#4—Open, Two-Way, Adult-to-Adult Communication

In essence, share information, be open, and avoid secrets.  Speak to everyone at every level as you would a neighbor you like.  Remember that people, regardless of the type of work they perform, have the same desire for involvement and respect as managers and senior leaders do.

#5—Employee Engagement

Visionary experts in areas of organizational development predict the end of hierarchies—at least as you know them today. If it can be agreed that the people doing the jobs are the ones who know the jobs the best, why aren’t leaders empowering employees to solve problems and create continuous improvement in every organization?


A company’s investment in training reflects its value for people and a clear belief that good people only get better and produce greater results with an investment in their development.  Manufacturing companies often have a substantial budget for preventative maintenance on equipment, but limit (or even reduce if revenue is low) the necessary dollars for maintaining each person’s potential capacity.

#7—Competitive Wages and Benefits

In a high performance culture, the objective is to make wages and benefits a “non-issue”.  If people are challenged, valued and fairly compensated, they are reluctant to take another job for more money.  Fairness is perceived and achieved by regularly checking the market value for all jobs and paying competitively (meaning around and often somewhat above the market midpoint), sharing the survey data if someone is interested and being transparent about ranges and the compensation structure.  If a company is providing competitive pay and benefits, there shouldn’t be any mystery around this topic.

#8—High Expectations

Many leaders will admit that they have employees who are only doing the “minimum”.  In most traditional companies, job descriptions are specific with regard to the tasks to be performed.  Instead, write job profiles that set high expectations for the results versus the tasks involved.  And replace that common phrase at the bottom of those descriptions that says, “All other duties as assigned” with “Proactively support the team and company in achieving its objectives”.  Now the person who just waits to be told what to do is no longer meeting the minimum.

When leaders don’t set high expectations, they shouldn’t be surprised when average results are achieved.  Further, high expectations give people a purpose for their work along especially when their leaders’ believe they will be successful.

Start Now

There are many applications under each of these elements that convert the words to tangible actions and practices.  If any of these eight elements is missing within an organization, it’s time to take action.

It’s valuing employees and doing the right thing that leads to exceptional performance.  It really isn’t complicated.

Sue Bingham is the founder of the HPWP Group, a master coach, speaker, and author of the book, Creating The High Performance Work Place: It’s Not Complicated to Develop a Culture of Commitment.

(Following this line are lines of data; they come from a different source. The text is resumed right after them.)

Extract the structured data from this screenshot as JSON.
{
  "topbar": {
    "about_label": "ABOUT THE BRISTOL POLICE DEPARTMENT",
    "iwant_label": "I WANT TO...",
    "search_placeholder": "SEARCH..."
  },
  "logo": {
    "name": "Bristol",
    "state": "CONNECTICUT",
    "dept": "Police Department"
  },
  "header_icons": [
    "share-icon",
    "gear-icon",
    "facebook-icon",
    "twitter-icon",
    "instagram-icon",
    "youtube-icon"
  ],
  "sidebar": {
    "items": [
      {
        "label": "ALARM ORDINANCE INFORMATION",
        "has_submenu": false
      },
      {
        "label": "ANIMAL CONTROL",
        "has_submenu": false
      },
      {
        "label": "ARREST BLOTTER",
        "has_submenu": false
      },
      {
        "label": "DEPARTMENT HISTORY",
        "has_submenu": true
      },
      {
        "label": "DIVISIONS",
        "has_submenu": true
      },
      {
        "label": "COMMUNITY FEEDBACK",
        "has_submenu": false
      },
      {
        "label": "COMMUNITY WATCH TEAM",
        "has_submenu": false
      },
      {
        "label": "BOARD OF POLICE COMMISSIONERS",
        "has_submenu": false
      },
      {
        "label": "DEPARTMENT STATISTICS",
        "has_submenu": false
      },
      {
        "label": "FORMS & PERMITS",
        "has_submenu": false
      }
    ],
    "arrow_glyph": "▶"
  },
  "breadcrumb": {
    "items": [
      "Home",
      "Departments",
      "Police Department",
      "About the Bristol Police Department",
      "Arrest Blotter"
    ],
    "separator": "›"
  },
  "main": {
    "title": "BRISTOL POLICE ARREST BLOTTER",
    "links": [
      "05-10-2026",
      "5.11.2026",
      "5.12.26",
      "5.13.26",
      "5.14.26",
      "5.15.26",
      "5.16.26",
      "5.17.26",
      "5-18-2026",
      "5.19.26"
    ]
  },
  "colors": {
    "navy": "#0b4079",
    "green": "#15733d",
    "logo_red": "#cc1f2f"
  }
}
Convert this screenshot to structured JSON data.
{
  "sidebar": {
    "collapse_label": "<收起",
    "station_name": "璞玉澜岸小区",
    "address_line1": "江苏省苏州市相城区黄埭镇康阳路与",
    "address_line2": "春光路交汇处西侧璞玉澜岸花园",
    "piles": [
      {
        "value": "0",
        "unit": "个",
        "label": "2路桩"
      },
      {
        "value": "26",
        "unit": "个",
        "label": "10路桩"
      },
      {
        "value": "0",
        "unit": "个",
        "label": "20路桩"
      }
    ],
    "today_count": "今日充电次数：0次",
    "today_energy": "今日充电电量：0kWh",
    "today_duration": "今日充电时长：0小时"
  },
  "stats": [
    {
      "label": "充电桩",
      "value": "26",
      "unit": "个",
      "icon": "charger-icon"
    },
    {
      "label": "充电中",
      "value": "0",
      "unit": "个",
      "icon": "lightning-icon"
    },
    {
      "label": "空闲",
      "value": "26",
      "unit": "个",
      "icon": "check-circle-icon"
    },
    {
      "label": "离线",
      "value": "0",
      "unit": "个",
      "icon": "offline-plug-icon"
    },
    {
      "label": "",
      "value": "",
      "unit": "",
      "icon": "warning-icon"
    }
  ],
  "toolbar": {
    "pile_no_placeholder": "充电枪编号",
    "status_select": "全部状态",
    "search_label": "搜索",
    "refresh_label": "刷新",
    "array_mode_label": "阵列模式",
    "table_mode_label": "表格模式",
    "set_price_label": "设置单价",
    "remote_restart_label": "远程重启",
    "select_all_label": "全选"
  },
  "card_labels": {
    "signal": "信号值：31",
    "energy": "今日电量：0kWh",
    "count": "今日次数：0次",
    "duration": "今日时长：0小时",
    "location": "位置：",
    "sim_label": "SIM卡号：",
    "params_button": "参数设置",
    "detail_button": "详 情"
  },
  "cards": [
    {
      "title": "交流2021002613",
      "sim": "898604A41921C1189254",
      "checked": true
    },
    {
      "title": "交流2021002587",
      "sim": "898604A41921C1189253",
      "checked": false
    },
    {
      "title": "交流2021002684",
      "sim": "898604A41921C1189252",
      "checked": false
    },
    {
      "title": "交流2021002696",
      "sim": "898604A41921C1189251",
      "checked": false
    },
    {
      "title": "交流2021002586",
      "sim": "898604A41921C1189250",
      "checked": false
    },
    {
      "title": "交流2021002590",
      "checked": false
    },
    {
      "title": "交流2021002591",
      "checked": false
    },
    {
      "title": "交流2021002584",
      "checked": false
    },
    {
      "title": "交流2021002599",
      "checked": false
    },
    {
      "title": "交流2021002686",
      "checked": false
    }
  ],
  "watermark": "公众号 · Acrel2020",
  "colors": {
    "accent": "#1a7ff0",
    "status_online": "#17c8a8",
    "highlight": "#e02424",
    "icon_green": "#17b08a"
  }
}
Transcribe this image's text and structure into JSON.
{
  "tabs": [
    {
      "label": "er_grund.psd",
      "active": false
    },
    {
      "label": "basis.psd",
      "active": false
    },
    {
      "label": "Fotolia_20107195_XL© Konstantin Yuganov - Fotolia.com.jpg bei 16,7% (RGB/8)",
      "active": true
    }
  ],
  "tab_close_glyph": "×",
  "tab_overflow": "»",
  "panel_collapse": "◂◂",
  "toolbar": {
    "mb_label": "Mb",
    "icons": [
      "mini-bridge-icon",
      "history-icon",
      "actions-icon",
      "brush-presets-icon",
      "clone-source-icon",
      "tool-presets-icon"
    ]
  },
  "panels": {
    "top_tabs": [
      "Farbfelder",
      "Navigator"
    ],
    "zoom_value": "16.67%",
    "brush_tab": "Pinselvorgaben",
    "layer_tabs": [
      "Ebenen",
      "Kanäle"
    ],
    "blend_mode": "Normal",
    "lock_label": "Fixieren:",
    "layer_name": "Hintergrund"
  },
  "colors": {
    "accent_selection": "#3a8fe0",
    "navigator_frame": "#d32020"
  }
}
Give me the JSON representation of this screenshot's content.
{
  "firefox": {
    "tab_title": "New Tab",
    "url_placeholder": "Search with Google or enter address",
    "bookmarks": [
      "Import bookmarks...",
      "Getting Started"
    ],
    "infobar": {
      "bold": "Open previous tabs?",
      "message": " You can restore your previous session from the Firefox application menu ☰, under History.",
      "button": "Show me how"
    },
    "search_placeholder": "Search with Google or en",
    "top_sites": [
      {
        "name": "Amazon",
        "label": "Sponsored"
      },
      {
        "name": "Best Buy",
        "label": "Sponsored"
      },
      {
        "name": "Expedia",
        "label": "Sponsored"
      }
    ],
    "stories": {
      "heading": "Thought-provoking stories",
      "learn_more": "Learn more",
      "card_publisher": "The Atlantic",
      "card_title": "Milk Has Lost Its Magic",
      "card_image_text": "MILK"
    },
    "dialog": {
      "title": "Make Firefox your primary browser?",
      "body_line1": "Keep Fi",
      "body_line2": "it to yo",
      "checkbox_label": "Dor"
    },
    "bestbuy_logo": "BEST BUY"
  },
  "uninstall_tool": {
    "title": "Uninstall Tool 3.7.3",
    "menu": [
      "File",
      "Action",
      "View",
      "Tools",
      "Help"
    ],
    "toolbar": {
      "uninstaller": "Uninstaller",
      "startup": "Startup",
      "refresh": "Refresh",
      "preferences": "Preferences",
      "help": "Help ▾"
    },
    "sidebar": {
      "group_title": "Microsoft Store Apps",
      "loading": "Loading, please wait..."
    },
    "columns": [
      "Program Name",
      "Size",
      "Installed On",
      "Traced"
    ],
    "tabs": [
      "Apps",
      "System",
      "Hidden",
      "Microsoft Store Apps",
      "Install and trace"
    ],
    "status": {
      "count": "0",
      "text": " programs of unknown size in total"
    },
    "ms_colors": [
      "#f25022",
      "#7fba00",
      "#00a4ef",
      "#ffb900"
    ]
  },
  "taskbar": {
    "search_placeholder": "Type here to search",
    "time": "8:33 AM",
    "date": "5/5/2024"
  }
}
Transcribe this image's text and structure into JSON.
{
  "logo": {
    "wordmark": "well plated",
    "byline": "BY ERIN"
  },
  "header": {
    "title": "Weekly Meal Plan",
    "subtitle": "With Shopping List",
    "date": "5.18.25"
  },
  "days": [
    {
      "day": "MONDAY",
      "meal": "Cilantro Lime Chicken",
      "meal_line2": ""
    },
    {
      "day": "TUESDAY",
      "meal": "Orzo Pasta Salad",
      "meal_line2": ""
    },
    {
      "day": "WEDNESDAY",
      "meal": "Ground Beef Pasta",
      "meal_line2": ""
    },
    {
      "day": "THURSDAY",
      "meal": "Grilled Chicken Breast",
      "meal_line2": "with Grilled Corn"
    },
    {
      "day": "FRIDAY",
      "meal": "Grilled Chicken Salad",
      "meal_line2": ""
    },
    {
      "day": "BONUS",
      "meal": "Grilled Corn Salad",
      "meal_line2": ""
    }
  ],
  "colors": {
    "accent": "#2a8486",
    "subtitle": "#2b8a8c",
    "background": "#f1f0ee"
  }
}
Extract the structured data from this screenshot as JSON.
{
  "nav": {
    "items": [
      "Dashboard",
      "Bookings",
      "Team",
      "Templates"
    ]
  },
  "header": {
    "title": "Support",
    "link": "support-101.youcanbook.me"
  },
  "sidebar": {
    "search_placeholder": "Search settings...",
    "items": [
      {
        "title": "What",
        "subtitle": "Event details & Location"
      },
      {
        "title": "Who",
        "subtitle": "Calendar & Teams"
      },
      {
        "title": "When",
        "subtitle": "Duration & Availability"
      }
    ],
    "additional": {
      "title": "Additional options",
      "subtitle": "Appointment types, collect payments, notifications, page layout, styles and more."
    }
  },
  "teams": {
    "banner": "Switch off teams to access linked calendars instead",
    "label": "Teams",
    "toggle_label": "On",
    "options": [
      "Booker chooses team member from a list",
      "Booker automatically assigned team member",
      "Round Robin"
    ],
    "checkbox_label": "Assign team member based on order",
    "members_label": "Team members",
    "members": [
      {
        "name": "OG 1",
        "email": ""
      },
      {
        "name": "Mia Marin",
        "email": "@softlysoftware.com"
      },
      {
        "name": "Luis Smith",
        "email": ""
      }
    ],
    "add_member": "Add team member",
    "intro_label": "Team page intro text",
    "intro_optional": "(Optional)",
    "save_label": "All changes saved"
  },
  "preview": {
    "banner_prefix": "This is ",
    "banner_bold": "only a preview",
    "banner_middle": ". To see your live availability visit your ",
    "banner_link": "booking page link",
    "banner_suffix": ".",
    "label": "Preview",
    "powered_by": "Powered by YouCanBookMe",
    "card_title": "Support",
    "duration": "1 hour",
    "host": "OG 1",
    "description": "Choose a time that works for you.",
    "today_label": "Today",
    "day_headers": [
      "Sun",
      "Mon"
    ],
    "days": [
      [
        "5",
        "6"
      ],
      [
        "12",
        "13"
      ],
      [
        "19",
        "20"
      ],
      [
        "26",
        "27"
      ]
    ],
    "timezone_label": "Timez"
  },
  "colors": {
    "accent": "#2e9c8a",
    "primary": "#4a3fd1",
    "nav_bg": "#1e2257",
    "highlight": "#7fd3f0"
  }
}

At the forefront of the positive business movement, Sue supports leaders as they achieve their vision of success, and designs common-sense systems that make people and organizations more effective. For more information about Sue Bingham, please visit: